All Wandering Jew varieties require the same basic care despite their differences. The core care tips revolve around proper watering, light, and the best soil to use.
Even though these plants are hard to kill, they should be watered correctly.
Water the clippings frequently, but keep the soil evenly moist so that all the clippings are sufficiently hydrated.
If you propagate a Wandering Jew plant in soil, make sure the bottom of the pot has drainage holes to drain the excess water.
A Wandering Jew plant requires sufficient light but shouldn’t be exposed to too much direct sunlight, or the leaves will become scorched.
When exposed to bright light, this houseplant thrives and produces brightly colored foliage.
However, if they don’t get enough light, the leaves begin to fade.
Soil to Use
All Wandering Jew plant varieties can thrive in a simple potting soil (as long as it drains well).
You can also add compost matter to speed up their growth. Tradescantia plants like neutral soil pH.
This general use soil is designed for succulent and cactus soil because drains water well contains some nutrients (not a lot but some), and our plants seem to thrive in it.
Other care tips include:
- As you repot the propagated houseplant, handle the fragile vines with care so they break off
- If you use a water-soluble fertilizer, water it down by 50% so as not to cause a nutrient burn on the foliage
- During the repotting process, make sure you use bigger containers (by 1-2 inches) to prevent the plant from being crammed
- Prune your houseplant when the vines start becoming leggy to give them a healthy appearance
- Maintain a high humidity level to avoid spider mites
How Long Does It Take To Propagate A Wandering Jew Plant?
The entire process can take anywhere between two weeks to a couple of months.
Ensure you remove the bottom leaves from your clipping to prevent the plant from rotting and water the soil evenly to keep them hydrated.
You should also expose them to sufficient light (preferably bright, indirect light) to speed up the process.
Can A Wandering Jew Plant Live In Water?
Yes. The tradescantia pallida are very resilient, and their cuttings can grow in almost any medium.
You should, however, repot the plant in bigger containers when the roots start growing.
How Long Does It Take For Cuttings To Root In Soil?
The rots should start growing within 1-4 weeks of propagation if the plant is maintained in optimal conditions.
Why Do My Wandering Jew Plant Cuttings Keep Rotting?
This could indicate a fungal infection or improper care, especially if the leaves start to degenerate.
Make sure you use a sterilized blade to make the cuts and use rooting hormones before you plant the clippings in the soil.
Wandering Jews are very versatile and are the easiest houseplants to care for.

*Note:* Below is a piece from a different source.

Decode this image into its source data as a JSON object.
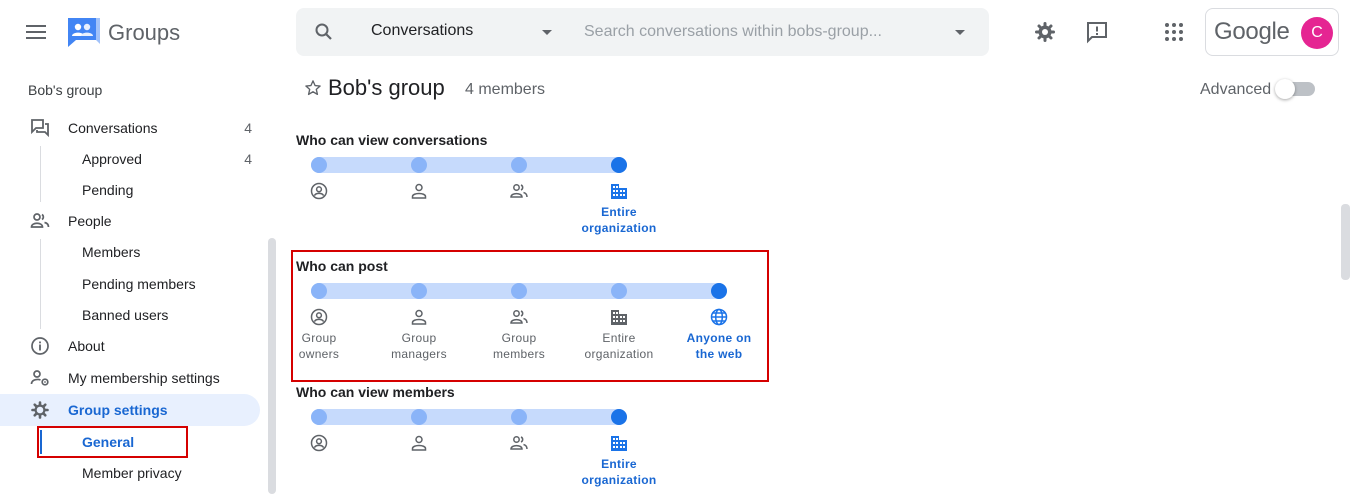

They don’t require much care, and propagating them is simple.
As long as their watering and lighting needs are met, they grow very fast (up to an inch every week) during the warm seasons
All Wandering Jew varieties, including the tradescantia fluminensis, also have the same basic care routine that only requires you to keep the soil moist by watering the plant evenly, expose it to sufficient sunlight, and plant them in fresh potting soil.
Related post: Wandering Jew Plant Toxicity: Is Wandering Jew Plants Poisonous to Pets?
-  Graveson, R (revised by Rojas-Sandoval, J & Acevedo-Rodríguez, P.). (2013). Datasheet Tradescantia zebrina (Wandering Jew). Centre of Agriculture and Biosciences International, Invasive Species Compendium.
-  Howard, A. (1900). On a Disease of Tradescantia. Annals of Botany, 14(53), 27-38
Lindsey Hyland grew up in Arizona where she studied at the University of Arizona’s Controlled Environment Agriculture Center. She continued her gardening education by working on organic farms in both rural and urban settings. She started UrbanOrganicYield.com to share gardening tips and tactics. She’s happy to talk about succulents and houseplants or vegetables and herbs – or just about anything in a backyard garden or hydroponics garden.